Mo' Better Blues Review
Mo’ Better Blues
begins with a group of children asking the parents of young Bleek Gilliam is he can come out and play. No, says Bleek’s mother: he has to finish his trumpet lessons. Cut to the present, and Bleek Gilliam (Denzel Washington) is a leading jazz trumpeter, and leader of the Bleek Gilliam quartet. Bleek has to juggle the attentions of Indigo (Joie Lee) and Clarke (Cynda Williams), the two women in his life, as well as keeping his band together – saxophonist Shadow (Wesley Snipes), pianist Left Hand (Giancarlo Esposito) and bassist Bottom Hammer (Bill Nunn). Add to that their manager Giant (Spike Lee).
Lee followed Do the Right Thing with Mo’ Better Blues, intended as a tribute to the jazz music he grew up with. (Lee’s father, Bill Lee, composed the score.) The original title was A Love Supreme, after the John Coltrane classic. It’s a character-led piece and as such seems less urgent than the more issues-led films that preceded and followed it – the latter being Jungle Fever. Somehow Lee seems disengaged, a feeling enhanced by the fact that he plays out the final credits with a song called “A Jazz Thing” which is actually nothing of the sort: it’s a rap by Flavor Flav of Public Enemy. The film is also far too long at two and a quarter hours.
There are certainly compensations. Musical performances are numerous, and that will be enough for jazz fans in the audience. Together with Ernest Dickerson’s warm-toned photography, this creates a distinctive mood.
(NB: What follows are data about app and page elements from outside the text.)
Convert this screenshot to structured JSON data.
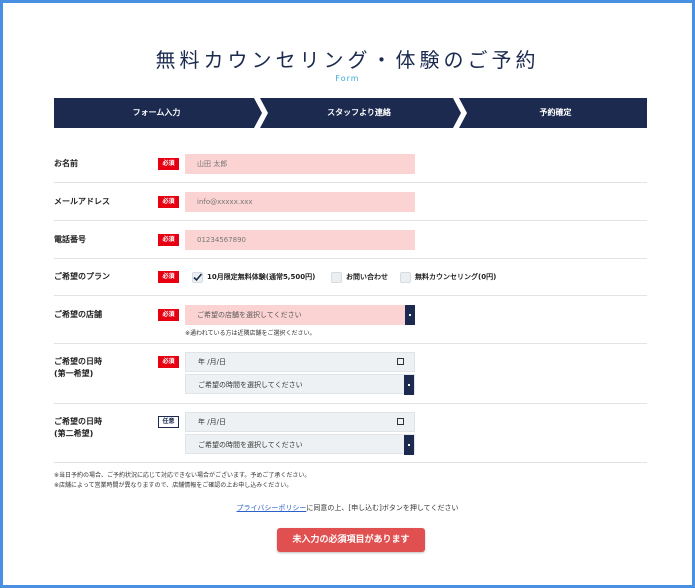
{
  "header": {
    "title": "無料カウンセリング・体験のご予約",
    "subtitle": "Form"
  },
  "steps": [
    "フォーム入力",
    "スタッフより連絡",
    "予約確定"
  ],
  "badges": {
    "required": "必須",
    "optional": "任意"
  },
  "fields": {
    "name": {
      "label": "お名前",
      "placeholder": "山田 太郎"
    },
    "email": {
      "label": "メールアドレス",
      "placeholder": "info@xxxxx.xxx"
    },
    "phone": {
      "label": "電話番号",
      "placeholder": "01234567890"
    },
    "plan": {
      "label": "ご希望のプラン",
      "options": [
        {
          "label": "10月限定無料体験(通常5,500円)",
          "checked": true
        },
        {
          "label": "お問い合わせ",
          "checked": false
        },
        {
          "label": "無料カウンセリング(0円)",
          "checked": false
        }
      ]
    },
    "store": {
      "label": "ご希望の店舗",
      "placeholder": "ご希望の店舗を選択してください",
      "note": "※通われている方は近隣店舗をご選択ください。"
    },
    "date1": {
      "label_line1": "ご希望の日時",
      "label_line2": "(第一希望)",
      "date_placeholder": "年 /月/日",
      "time_placeholder": "ご希望の時間を選択してください"
    },
    "date2": {
      "label_line1": "ご希望の日時",
      "label_line2": "(第二希望)",
      "date_placeholder": "年 /月/日",
      "time_placeholder": "ご希望の時間を選択してください"
    }
  },
  "notes": [
    "※当日予約の場合、ご予約状況に応じて対応できない場合がございます。予めご了承ください。",
    "※店舗によって営業時間が異なりますので、店舗情報をご確認の上お申し込みください。"
  ],
  "privacy": {
    "link": "プライバシーポリシー",
    "text": "に同意の上、[申し込む]ボタンを押してください"
  },
  "submit": {
    "label": "未入力の必須項目があります"
  },
  "colors": {
    "navy": "#1b2a4e",
    "required": "#e60012",
    "input_bg": "#fcd3d3",
    "submit": "#e05050",
    "accent": "#3aa7d8"
  }
}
The film also goes a considerable way on the charisma of Denzel Washington, here making his first film for Lee, of four to date. (As an aside, Washington and Snipes learned to play their instruments especially for this film.) On its release, Mo’ Better Blues was seen as something of a disappointment, and it remains so. Lee would soon recover his form again, though, with his next feature, Jungle Fever.
Mo’ Better Blues
is released as part of the five-film Spike Lee Joint Collection, taking up one side of a DVD-10 disc with Do the Right Thing on the other. The DVD is encoded for Region 1 only.
The transfer is in the original ratio of 1.85:1 and anamrophically enhanced and is very good. It copes well with Lee and Dickerson’s bold use of colour, blacks are solid and shadow detail fine. There are a lot of scenes in semi-darkness, or with stage lighting, and I didn’t see anything untoward. There are eighteen chapter stops.
Mo’ Better Blues just preceded the digital sound era, and was shown in cinemas with a Dolby SR (matrixed) sound mix. This is transferred to DVD as a surround-encoded Dolby Digital 2.0 track. The surrounds are mostly used for the music score and ambience, but dialogue is always audible and, just as importantly for this film, the music – both on-screen and on – sounds as it should. There are eighteen chapter stops. As with all the other discs in this set, there are no extras.
Mo’ Better Blues is minor but not uninteresting Spike Lee, though fans of Washington and of jazz music will have further reasons to see it. As it contains four other films along with this one, the Spike Lee Joint Collection is certainly good value for money.